hotels where the conference is taking place.
youths, their faces half hidden behind green bandannas, began scaling
the wall. "We don't want the rich countries deciding who eats and who
starves!" one of them shouted.
Minutes later, a group of South
Korean rice farmers, including the man who stabbed himself, scaled the
wall while chanting protest songs and burned a fake, brightly colored
coffin which bore a sign reading, "Death of the World Trade
Then scores of youths in spiked belts and black
ski masks jumped onto the wall. Some hurled stones, chunks of concrete
and sticks at the riot police.
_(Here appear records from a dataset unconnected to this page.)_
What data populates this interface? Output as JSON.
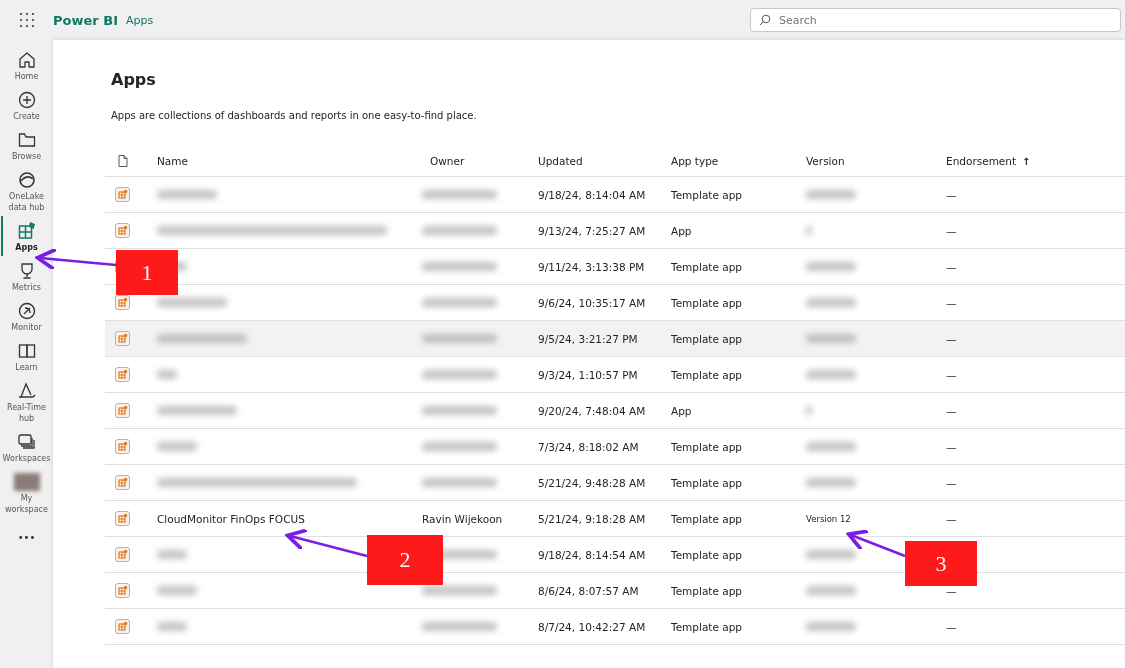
{
  "topbar": {
    "product": "Power BI",
    "section": "Apps",
    "search": {
      "placeholder": "Search"
    }
  },
  "sidebar": {
    "items": [
      {
        "label": "Home",
        "selected": false
      },
      {
        "label": "Create",
        "selected": false
      },
      {
        "label": "Browse",
        "selected": false
      },
      {
        "label": "OneLake data hub",
        "selected": false
      },
      {
        "label": "Apps",
        "selected": true
      },
      {
        "label": "Metrics",
        "selected": false
      },
      {
        "label": "Monitor",
        "selected": false
      },
      {
        "label": "Learn",
        "selected": false
      },
      {
        "label": "Real-Time hub",
        "selected": false
      },
      {
        "label": "Workspaces",
        "selected": false
      },
      {
        "label": "My workspace",
        "selected": false
      }
    ],
    "more": "•••"
  },
  "page": {
    "title": "Apps",
    "description": "Apps are collections of dashboards and reports in one easy-to-find place."
  },
  "table": {
    "columns": [
      "Name",
      "Owner",
      "Updated",
      "App type",
      "Version",
      "Endorsement"
    ],
    "sort_arrow": "↑",
    "rows": [
      {
        "updated": "9/18/24, 8:14:04 AM",
        "app_type": "Template app",
        "endorsement": "—",
        "highlighted": false
      },
      {
        "updated": "9/13/24, 7:25:27 AM",
        "app_type": "App",
        "endorsement": "—",
        "highlighted": false
      },
      {
        "updated": "9/11/24, 3:13:38 PM",
        "app_type": "Template app",
        "endorsement": "—",
        "highlighted": false
      },
      {
        "updated": "9/6/24, 10:35:17 AM",
        "app_type": "Template app",
        "endorsement": "—",
        "highlighted": false
      },
      {
        "updated": "9/5/24, 3:21:27 PM",
        "app_type": "Template app",
        "endorsement": "—",
        "highlighted": true
      },
      {
        "updated": "9/3/24, 1:10:57 PM",
        "app_type": "Template app",
        "endorsement": "—",
        "highlighted": false
      },
      {
        "updated": "9/20/24, 7:48:04 AM",
        "app_type": "App",
        "endorsement": "—",
        "highlighted": false
      },
      {
        "updated": "7/3/24, 8:18:02 AM",
        "app_type": "Template app",
        "endorsement": "—",
        "highlighted": false
      },
      {
        "updated": "5/21/24, 9:48:28 AM",
        "app_type": "Template app",
        "endorsement": "—",
        "highlighted": false
      },
      {
        "name": "CloudMonitor FinOps FOCUS",
        "owner": "Ravin Wijekoon",
        "updated": "5/21/24, 9:18:28 AM",
        "app_type": "Template app",
        "version": "Version 12",
        "endorsement": "—",
        "highlighted": false
      },
      {
        "updated": "9/18/24, 8:14:54 AM",
        "app_type": "Template app",
        "highlighted": false
      },
      {
        "updated": "8/6/24, 8:07:57 AM",
        "app_type": "Template app",
        "endorsement": "—",
        "highlighted": false
      },
      {
        "updated": "8/7/24, 10:42:27 AM",
        "app_type": "Template app",
        "endorsement": "—",
        "highlighted": false
      }
    ]
  },
  "annotations": [
    {
      "label": "1"
    },
    {
      "label": "2"
    },
    {
      "label": "3"
    }
  ]
}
Others, joined by a few Mexican farmers,
pushed so hard against the wall that they upended it. Police responded
by firing tear gas and spraying water cannons, injuring at least three
The protesters said they were trying to march to the
WTO summit to present their demands for an end to WTO's free-trade
policies, which they say are helping rich nations at the expense of
poor ones and turning the world into one vast string of multinational
Organizers described the rally as a "warm-up" for a
second, massive march Saturday in which they will again try to enter
the summit site.
Mexican officials said they must block the
protesters from the five-day summit to prevent a repeat of the mayhem
that rocked Seattle.
The friction was mirrored inside the
conference, with poorer nations in the '-member WTO accusing wealthy
ones of ruining their economies.
In a speech read at the
conference, United Nations Secretary-General Kofi Annan echoed that
charge. "We are told that free trade brings opportunity for all people,
not just a fortunate few," he said. "Sadly, the reality of the
international trading system today does not match the rhetoric."
The outside protest was organized and dominated by small-scale farmers,
mostly from Mexico, who claim they are being ruined by a flood of cheap
food imports from the United States and Europe.
were joined by other protesters from around the world, including
environmentalists in dolphin suits and black-clad anarchists. Many said
their gripes against the WTO were part of a broader sense of outrage
against the policies of wealthy nations.
Supachai Panitchpakdi deplored the death of the farmer, Lee Kyang Hae,
55, and urged protesters not to wreak further havoc. At the hospital
where Lee died, scores of South Korean protesters unfurled a blanket on
which they had written: "WTO kills."
Copyright © 2003, Newsday, Inc.